As of June 1, 2022, a company not established in Quebec that provides products and services to Quebec residents will have to comply with the language requirements of the Charter of the French language (“Charter”). If the company is non-compliant, the OQLF may, amongst other remedies, issue orders prohibiting the sale of that company’s goods and services to Quebec residents.
3. Contracts with private entities and public bodies
As of June 1, 2023, subject to certain exceptions, companies conducting business in Quebec will have to provide contracts of adhesion in French. A contract of adhesion is a non-negotiable contract provided by one party to another. Contracts of adhesion may include certain agreements between corporations and their shareholders, such as agreements to be bound by an existing shareholder agreement that are signed by new shareholders. Contracts of adhesion may still be entered into in another language if the parties first examine a French version of the contract and then agree that the contract can be drafted in another language.
Contracts that are not contracts of adhesion (i.e., where terms can be negotiated by the parties) do not have to be drafted in French if the parties agree that these contracts are to be drafted in another language. In addition, certain contracts with the civil administration (i.e., the government, government departments and government bodies) must also be drawn up in French.
4. Employment Matters
Bill 96 imposes several new requirements on Quebec employers. As of June 1, 2022, employment contracts of adhesion in a language other than French will be binding only if the parties first examine a French version of the contract and then agree that the contract can be drafted in another language. Further, Bill 96 now requires that employers communicate or draft documents in French in certain circumstances (i.e., offers of employment or promotion; training documentation for staff). There are also new requirements which govern Quebec employers looking for workers with knowledge or a specific level of knowledge of a language other than French.
5. Francization Requirements
Bill 96 expanded francization requirements for companies with Quebec employees, which means such companies may need to account for additional French requirements as part of their general business affairs. These requirements vary according to the number of Quebec employees in an organization.
As of June 1, 2022, organizations that breach certain provisions of the Charter or orders made by the OQLF or the Minister of the French Language may face fines ranging from $3,000 to $30,000. Fines are doubled for a second offence and tripled for subsequent offences and where an offence continues for more than one day, it will constitute a separate offence each day the offence continues. In addition to these fines, Bill 96 also increases the powers of inspection and investigation of the OQLF.
Bill 96 imposes several important changes that will apply to the way businesses operate in the province of Quebec or offer products or services to Quebec residents. Organizations should be prudent in adapting to these changes to ensure full compliance with these amendments, especially when engaging with Quebec consumers and dealing with Quebec-based employees.

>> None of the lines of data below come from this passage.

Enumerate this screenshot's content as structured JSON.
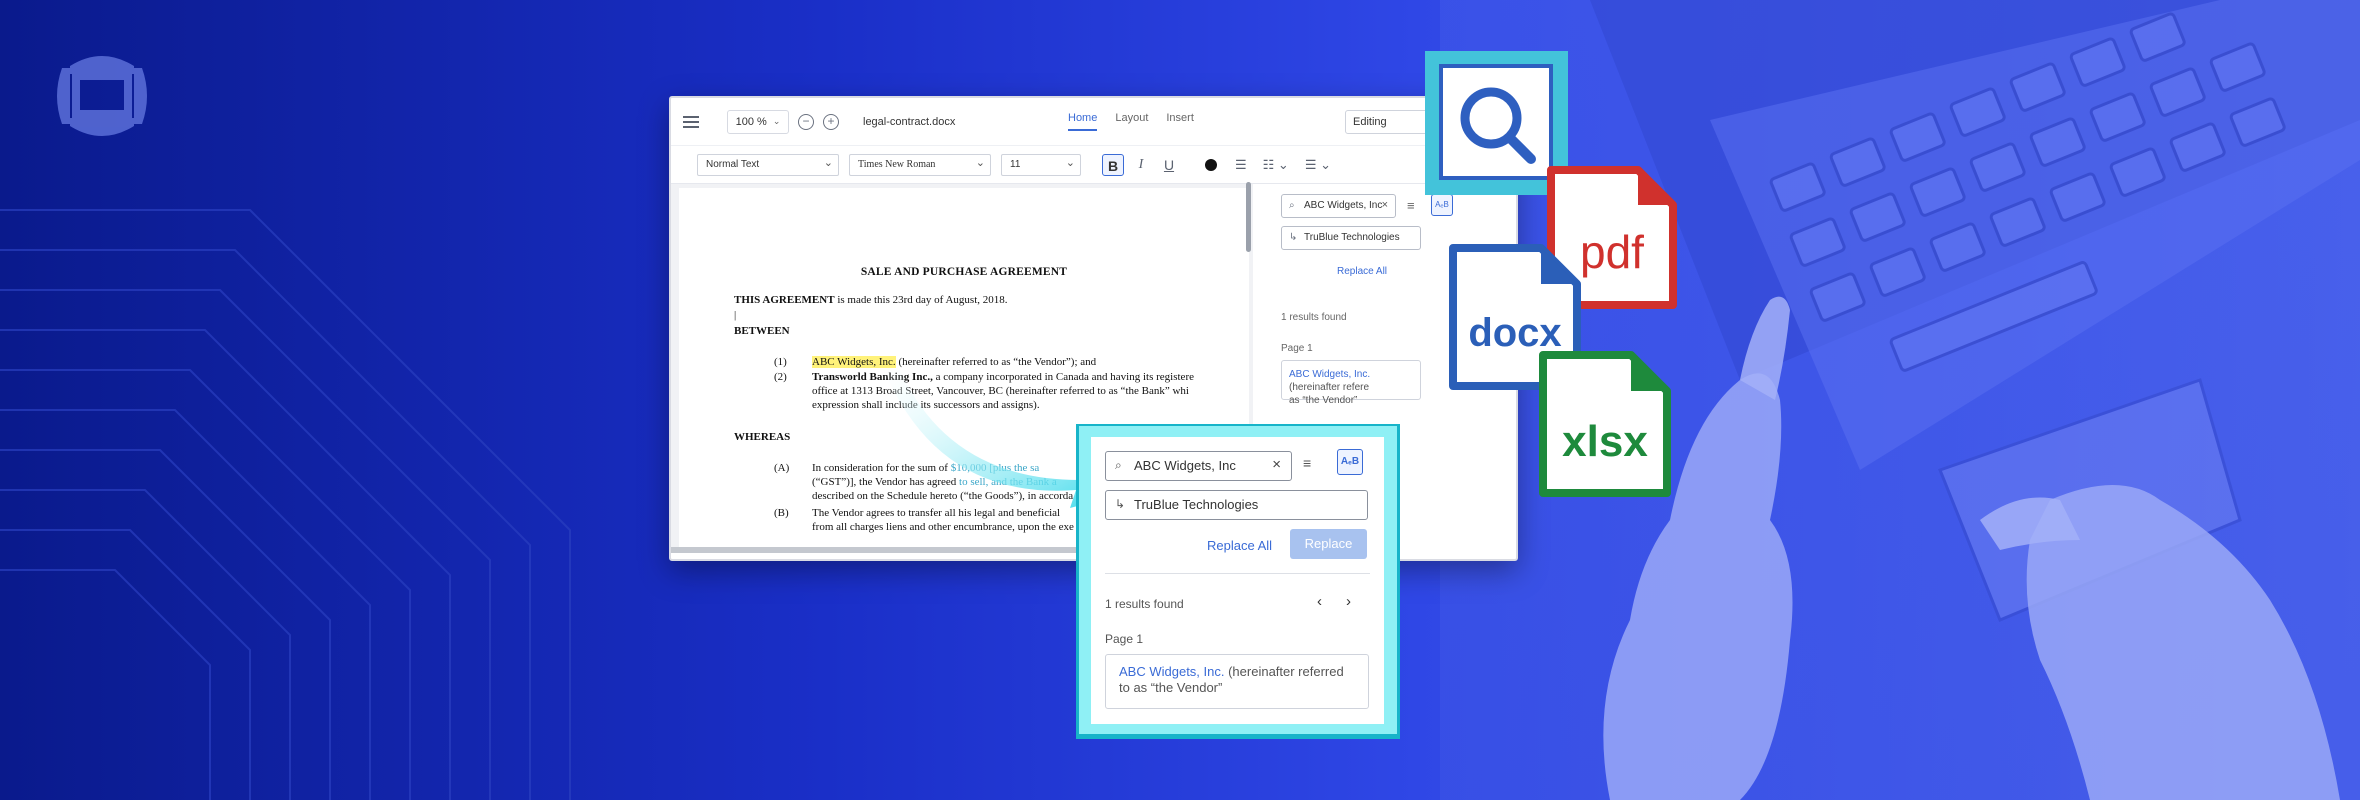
{
  "editor": {
    "zoom": "100 %",
    "filename": "legal-contract.docx",
    "tabs": [
      "Home",
      "Layout",
      "Insert"
    ],
    "mode": "Editing",
    "toolbar": {
      "style": "Normal Text",
      "font": "Times New Roman",
      "size": "11",
      "bold": "B",
      "italic": "I",
      "underline": "U"
    }
  },
  "document": {
    "title": "SALE AND PURCHASE AGREEMENT",
    "agreement_bold": "THIS AGREEMENT",
    "agreement_rest": " is made this 23rd day of August, 2018.",
    "between": "BETWEEN",
    "item1_num": "(1)",
    "item1_highlight": "ABC Widgets, Inc.",
    "item1_rest": " (hereinafter referred to as “the Vendor”); and",
    "item2_num": "(2)",
    "item2_bold": "Transworld Banking Inc.,",
    "item2_rest": " a company incorporated in Canada and having its registere",
    "item2_line2": "office at 1313 Broad Street, Vancouver, BC (hereinafter referred to as “the Bank” whi",
    "item2_line3": "expression shall include its successors and assigns).",
    "whereas": "WHEREAS",
    "itemA_num": "(A)",
    "itemA_line1_a": "In consideration for the sum of ",
    "itemA_line1_b": "$10,000 [plus the sa",
    "itemA_line2_a": "(“GST”)], the Vendor has agreed",
    "itemA_line2_b": " to sell, and the Bank a",
    "itemA_line3": "described on the Schedule hereto (“the Goods”), in accorda",
    "itemB_num": "(B)",
    "itemB_line1": "The Vendor agrees to transfer all his legal and beneficial",
    "itemB_line2": "from all charges liens and other encumbrance, upon the exe"
  },
  "find_panel": {
    "search_value": "ABC Widgets, Inc",
    "replace_value": "TruBlue Technologies",
    "replace_all": "Replace All",
    "replace": "Replace",
    "results_count": "1 results found",
    "page_label": "Page 1",
    "result_match": "ABC Widgets, Inc.",
    "result_rest": " (hereinafter referred to as “the Vendor”",
    "result_rest_small": " (hereinafter refere",
    "result_line2_small": "as “the Vendor”",
    "case_icon_label": "AₑB"
  },
  "file_icons": [
    "pdf",
    "docx",
    "xlsx"
  ],
  "colors": {
    "accent": "#3a6bd6",
    "pdf": "#d0312d",
    "docx": "#2b5fb8",
    "xlsx": "#1e8a3c",
    "callout_frame": "#17b4c9",
    "highlight": "#fff27a"
  }
}
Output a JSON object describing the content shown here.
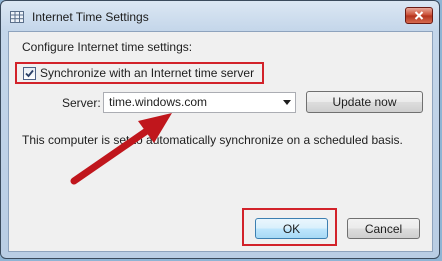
{
  "window": {
    "title": "Internet Time Settings",
    "close_icon": "close-icon"
  },
  "content": {
    "heading": "Configure Internet time settings:",
    "sync_checkbox": {
      "label": "Synchronize with an Internet time server",
      "checked": true
    },
    "server": {
      "label": "Server:",
      "value": "time.windows.com"
    },
    "update_button": "Update now",
    "status_text": "This computer is set to automatically synchronize on a scheduled basis."
  },
  "buttons": {
    "ok": "OK",
    "cancel": "Cancel"
  },
  "colors": {
    "highlight": "#d2222a",
    "arrow": "#c0161c"
  }
}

Note: LaBarge Weinstein LLP does not have lawyers qualified to practice and advise on law in the Province of Quebec. We are therefore providing this article for information purposes only to enable clients affected or potentially affected by these legislative changes to consult with qualified Quebec counsel.